ACTIVITY: Look for "screenshot" in the listing below. Gather each line that contains it.

PROVIDED RECORDS Start Marker

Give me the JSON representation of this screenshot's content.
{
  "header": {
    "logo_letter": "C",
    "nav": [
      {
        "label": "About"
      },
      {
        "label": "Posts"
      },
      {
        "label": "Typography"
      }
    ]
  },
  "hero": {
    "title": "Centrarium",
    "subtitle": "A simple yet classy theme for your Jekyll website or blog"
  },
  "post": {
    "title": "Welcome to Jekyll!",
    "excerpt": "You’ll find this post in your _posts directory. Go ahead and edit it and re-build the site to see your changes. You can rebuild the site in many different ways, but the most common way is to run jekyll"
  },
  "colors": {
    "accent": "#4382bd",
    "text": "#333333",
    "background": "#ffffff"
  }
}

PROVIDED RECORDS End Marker
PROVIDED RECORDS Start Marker

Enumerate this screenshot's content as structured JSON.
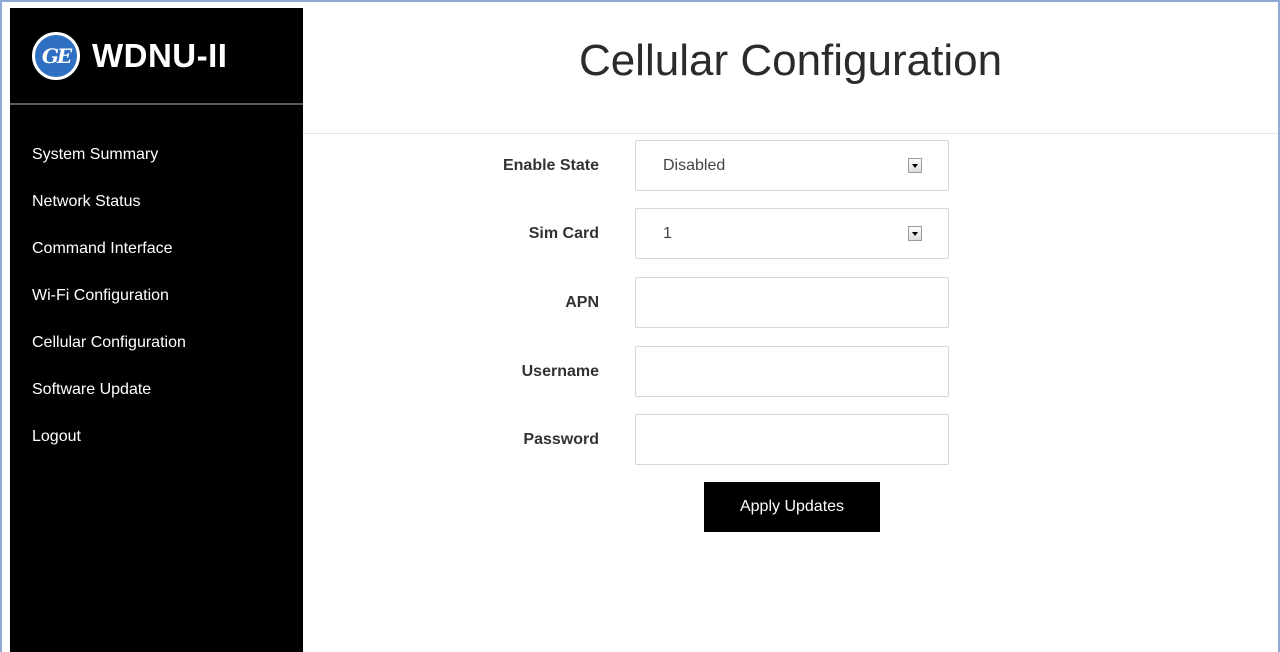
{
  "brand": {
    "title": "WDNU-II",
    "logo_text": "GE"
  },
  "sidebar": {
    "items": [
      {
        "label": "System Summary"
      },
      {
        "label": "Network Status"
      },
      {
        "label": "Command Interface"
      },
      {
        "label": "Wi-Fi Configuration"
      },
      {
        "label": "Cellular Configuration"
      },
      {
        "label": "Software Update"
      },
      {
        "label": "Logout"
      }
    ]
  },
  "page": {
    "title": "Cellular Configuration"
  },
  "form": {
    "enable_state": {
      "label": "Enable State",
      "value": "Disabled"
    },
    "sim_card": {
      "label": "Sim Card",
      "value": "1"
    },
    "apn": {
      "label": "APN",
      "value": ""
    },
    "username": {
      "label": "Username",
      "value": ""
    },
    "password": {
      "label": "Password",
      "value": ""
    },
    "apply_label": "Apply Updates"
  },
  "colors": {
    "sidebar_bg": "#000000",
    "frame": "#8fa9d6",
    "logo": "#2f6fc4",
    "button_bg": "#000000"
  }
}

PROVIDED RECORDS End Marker

EXERCISE RESPONSE:
Give me the JSON representation of this screenshot's content.
Enumerate this screenshot's content as structured JSON.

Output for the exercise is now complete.